(Page and application data records)
-------------------------

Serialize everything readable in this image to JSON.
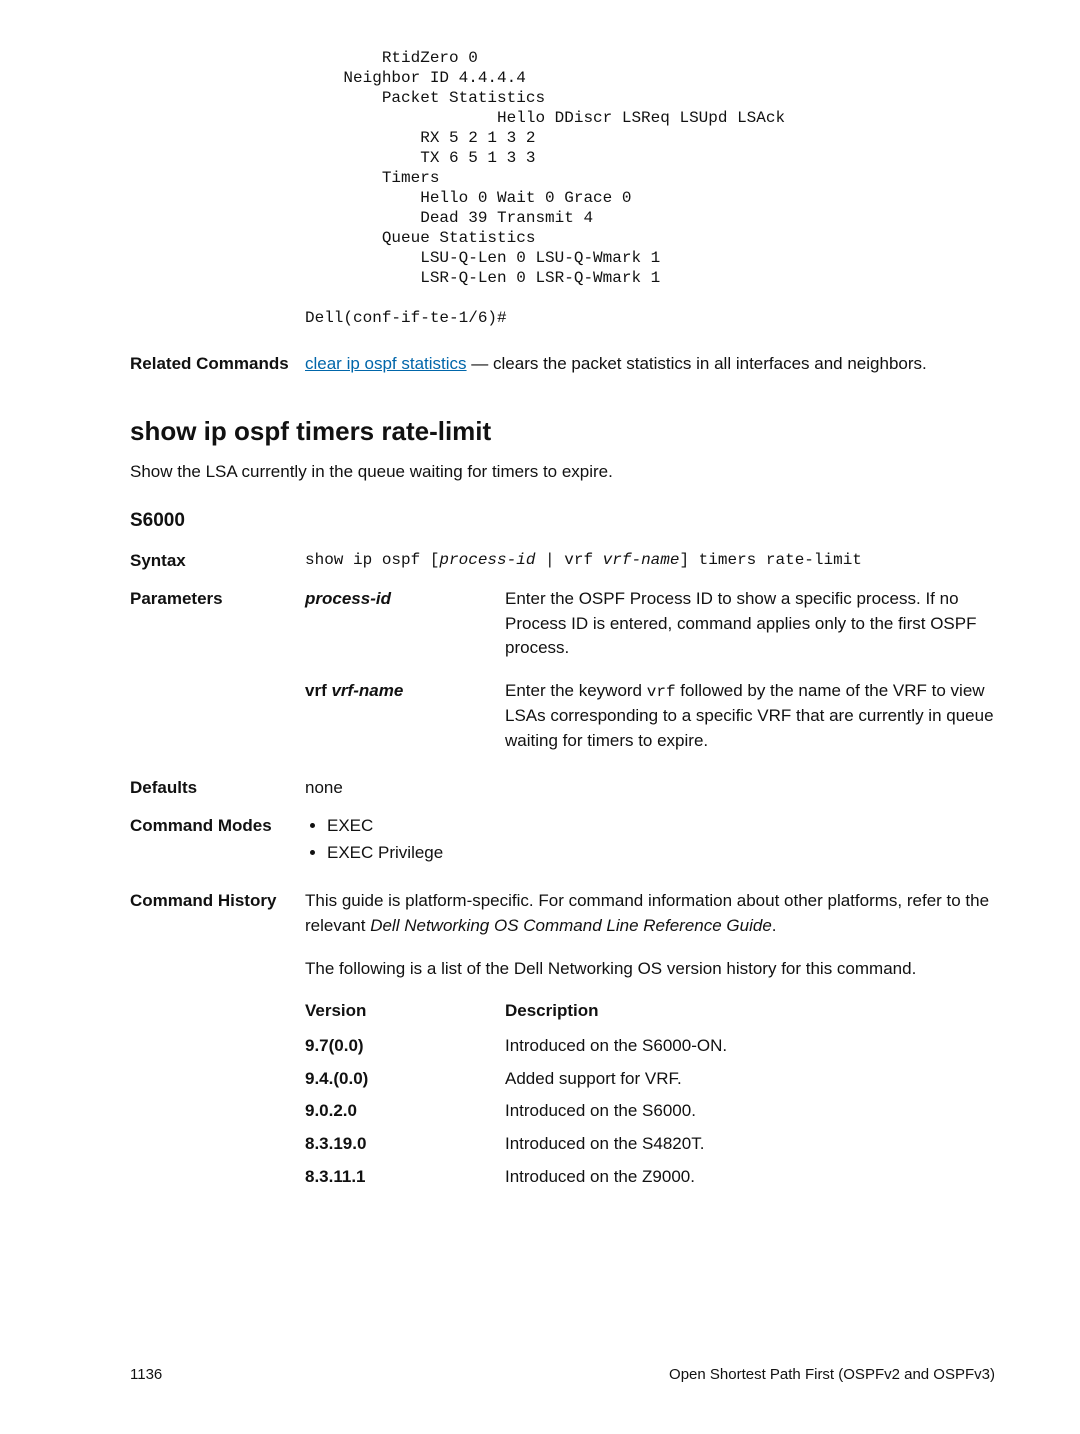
{
  "code_block": "        RtidZero 0\n    Neighbor ID 4.4.4.4\n        Packet Statistics\n                    Hello DDiscr LSReq LSUpd LSAck\n            RX 5 2 1 3 2\n            TX 6 5 1 3 3\n        Timers\n            Hello 0 Wait 0 Grace 0\n            Dead 39 Transmit 4\n        Queue Statistics\n            LSU-Q-Len 0 LSU-Q-Wmark 1\n            LSR-Q-Len 0 LSR-Q-Wmark 1\n\nDell(conf-if-te-1/6)#",
  "related": {
    "label": "Related Commands",
    "link_text": "clear ip ospf statistics",
    "link_suffix": " — clears the packet statistics in all interfaces and neighbors."
  },
  "section": {
    "title": "show ip ospf timers rate-limit",
    "subtitle": "Show the LSA currently in the queue waiting for timers to expire.",
    "model": "S6000"
  },
  "syntax": {
    "label": "Syntax",
    "text_pre": "show ip ospf [",
    "proc": "process-id",
    "text_mid1": " | vrf ",
    "vrf": "vrf-name",
    "text_post": "] timers rate-limit"
  },
  "parameters": {
    "label": "Parameters",
    "rows": [
      {
        "key": "process-id",
        "desc": "Enter the OSPF Process ID to show a specific process. If no Process ID is entered, command applies only to the first OSPF process."
      },
      {
        "key_prefix": "vrf ",
        "key_var": "vrf-name",
        "desc_pre": "Enter the keyword ",
        "desc_code": "vrf",
        "desc_post": " followed by the name of the VRF to view LSAs corresponding to a specific VRF that are currently in queue waiting for timers to expire."
      }
    ]
  },
  "defaults": {
    "label": "Defaults",
    "value": "none"
  },
  "modes": {
    "label": "Command Modes",
    "items": [
      "EXEC",
      "EXEC Privilege"
    ]
  },
  "history": {
    "label": "Command History",
    "para1_a": "This guide is platform-specific. For command information about other platforms, refer to the relevant ",
    "para1_italic": "Dell Networking OS Command Line Reference Guide",
    "para1_b": ".",
    "para2": "The following is a list of the Dell Networking OS version history for this command.",
    "header_ver": "Version",
    "header_desc": "Description",
    "rows": [
      {
        "ver": "9.7(0.0)",
        "desc": "Introduced on the S6000-ON."
      },
      {
        "ver": "9.4.(0.0)",
        "desc": "Added support for VRF."
      },
      {
        "ver": "9.0.2.0",
        "desc": "Introduced on the S6000."
      },
      {
        "ver": "8.3.19.0",
        "desc": "Introduced on the S4820T."
      },
      {
        "ver": "8.3.11.1",
        "desc": "Introduced on the Z9000."
      }
    ]
  },
  "footer": {
    "page": "1136",
    "chapter": "Open Shortest Path First (OSPFv2 and OSPFv3)"
  }
}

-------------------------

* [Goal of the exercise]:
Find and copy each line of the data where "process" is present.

* [Solution to this exercise]:
    "proc": "process-id",
        "key": "process-id",
        "desc": "Enter the OSPF Process ID to show a specific process. If no Process ID is entered, command applies only to the first OSPF process."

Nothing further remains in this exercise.